Slow down when Life slows you down. It is only when you go with Life’s pace and flow, that you truly experience the magic in, and live, each moment!

What time’s your appointment with Life?


The unforgettable ‘appointment with death’ scene from Agneepath

In the iconic, original, Hindi movie ‘Agneepath’ (Path of Fire, 1990, Mukul Anand), Vijay Dinanath Chauhan, played admirably, memorably by Amitabh Bachchan, tells the Police Commissioner, M.S.Gaitonde (Vikram Gokhale) that he (Vijay) has ‘an appointment with death’ at 6.30 PM that evening. The unforgettable dialogue is, ‘Apun ka maut ke saath appentment hai, kya?’.

I was reminded of that movie and that dialogue when I came across the concept of our appointment with Life. With some time to kill, I ended up browsing through the famous Nalanda bookstore at the Taj Mahal Hotel, by the Gateway of India, yesterday. There, Vitenamese Buddhist teacher, Thich Nhat Hahn’s (Thay) book “Our Appointment With Life” stared back at me.

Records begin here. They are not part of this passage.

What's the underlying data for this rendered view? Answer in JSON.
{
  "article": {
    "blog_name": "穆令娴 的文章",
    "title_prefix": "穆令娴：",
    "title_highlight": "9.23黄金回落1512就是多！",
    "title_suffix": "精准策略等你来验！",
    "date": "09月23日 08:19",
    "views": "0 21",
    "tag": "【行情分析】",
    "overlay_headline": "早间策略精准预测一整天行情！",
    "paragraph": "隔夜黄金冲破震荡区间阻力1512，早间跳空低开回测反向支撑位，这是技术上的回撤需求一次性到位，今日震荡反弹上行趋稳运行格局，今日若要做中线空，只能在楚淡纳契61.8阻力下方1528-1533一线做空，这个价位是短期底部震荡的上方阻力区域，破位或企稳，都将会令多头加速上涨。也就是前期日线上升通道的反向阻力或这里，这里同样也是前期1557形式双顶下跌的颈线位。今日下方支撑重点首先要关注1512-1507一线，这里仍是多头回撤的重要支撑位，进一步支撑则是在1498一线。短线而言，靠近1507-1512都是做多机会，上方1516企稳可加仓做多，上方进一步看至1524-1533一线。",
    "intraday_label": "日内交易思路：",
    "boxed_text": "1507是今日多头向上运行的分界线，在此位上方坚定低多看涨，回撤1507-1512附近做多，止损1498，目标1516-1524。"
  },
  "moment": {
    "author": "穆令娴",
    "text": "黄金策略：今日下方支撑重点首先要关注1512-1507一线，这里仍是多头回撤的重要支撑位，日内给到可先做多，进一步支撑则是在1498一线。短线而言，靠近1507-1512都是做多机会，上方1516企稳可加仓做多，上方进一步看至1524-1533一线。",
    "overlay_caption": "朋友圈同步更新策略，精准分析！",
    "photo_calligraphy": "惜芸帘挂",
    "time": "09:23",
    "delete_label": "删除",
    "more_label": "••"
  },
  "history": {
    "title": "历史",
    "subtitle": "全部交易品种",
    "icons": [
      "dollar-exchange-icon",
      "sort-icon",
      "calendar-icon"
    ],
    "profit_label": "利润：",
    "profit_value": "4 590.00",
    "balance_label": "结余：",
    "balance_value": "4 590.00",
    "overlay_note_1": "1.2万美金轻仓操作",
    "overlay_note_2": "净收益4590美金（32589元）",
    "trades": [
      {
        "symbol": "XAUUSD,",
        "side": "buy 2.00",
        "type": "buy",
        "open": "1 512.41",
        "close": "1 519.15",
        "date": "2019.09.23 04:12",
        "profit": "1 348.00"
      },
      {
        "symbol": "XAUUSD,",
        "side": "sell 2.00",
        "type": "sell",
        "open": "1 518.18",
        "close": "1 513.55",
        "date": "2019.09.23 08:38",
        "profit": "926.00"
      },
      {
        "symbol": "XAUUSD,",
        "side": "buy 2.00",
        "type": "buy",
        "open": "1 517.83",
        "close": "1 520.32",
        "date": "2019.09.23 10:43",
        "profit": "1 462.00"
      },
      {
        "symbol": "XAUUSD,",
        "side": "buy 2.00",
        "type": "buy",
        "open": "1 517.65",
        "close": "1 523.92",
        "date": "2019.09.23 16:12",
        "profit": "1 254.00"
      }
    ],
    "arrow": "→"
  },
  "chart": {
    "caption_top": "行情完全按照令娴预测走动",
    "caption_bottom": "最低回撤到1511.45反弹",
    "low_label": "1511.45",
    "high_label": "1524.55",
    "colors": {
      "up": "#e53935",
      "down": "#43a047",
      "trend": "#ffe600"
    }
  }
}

It is such a simple and beautiful concept. In our everyday Life, all through each week, our calendars are full of appointments. Technology has made the calendar universally compatible across multiple platforms – MS Outlook, Apple, Google, smart phones and so on. Reminders and alerts are possible too. Overlapping events are pointed out. And at a glance a whole month or quarter or year can be looked up. Many people I know have often displayed enormous pride in declaring that their calendars are full for many, many weeks and months.

But what about our appointment with Life?

Thay writes in his usual, inimitable, simple, soul invoking style: “Our appointment with Life is in the present moment. The place of our appointment is right here, in this place.” So beautiful.

Thay quotes The Buddha from the Dhammapada as saying, “Let go of what is the past. Let go of what is not yet. Observe deeply what is happening in the present moment, but do not be attached to it.” This, says Thay, is the way to keep our appointment with Life! To live perpetually in the present moment.

 Agneepath’s’ Vijay Dinanath Chauhan famously demonstrated fearlessness by agreeing to keep his appointment with death, by venturing out to meet his detractors who were waiting to assassinate him. What about you and me? Of course, we all have an appointment with death – except we don’t know when it actually is! But we can choose to keep our appointment with Life by learning to live, with detachment, in the present moment – unburdened by the past and unmindful of the future. Simply, by being – engaged with present!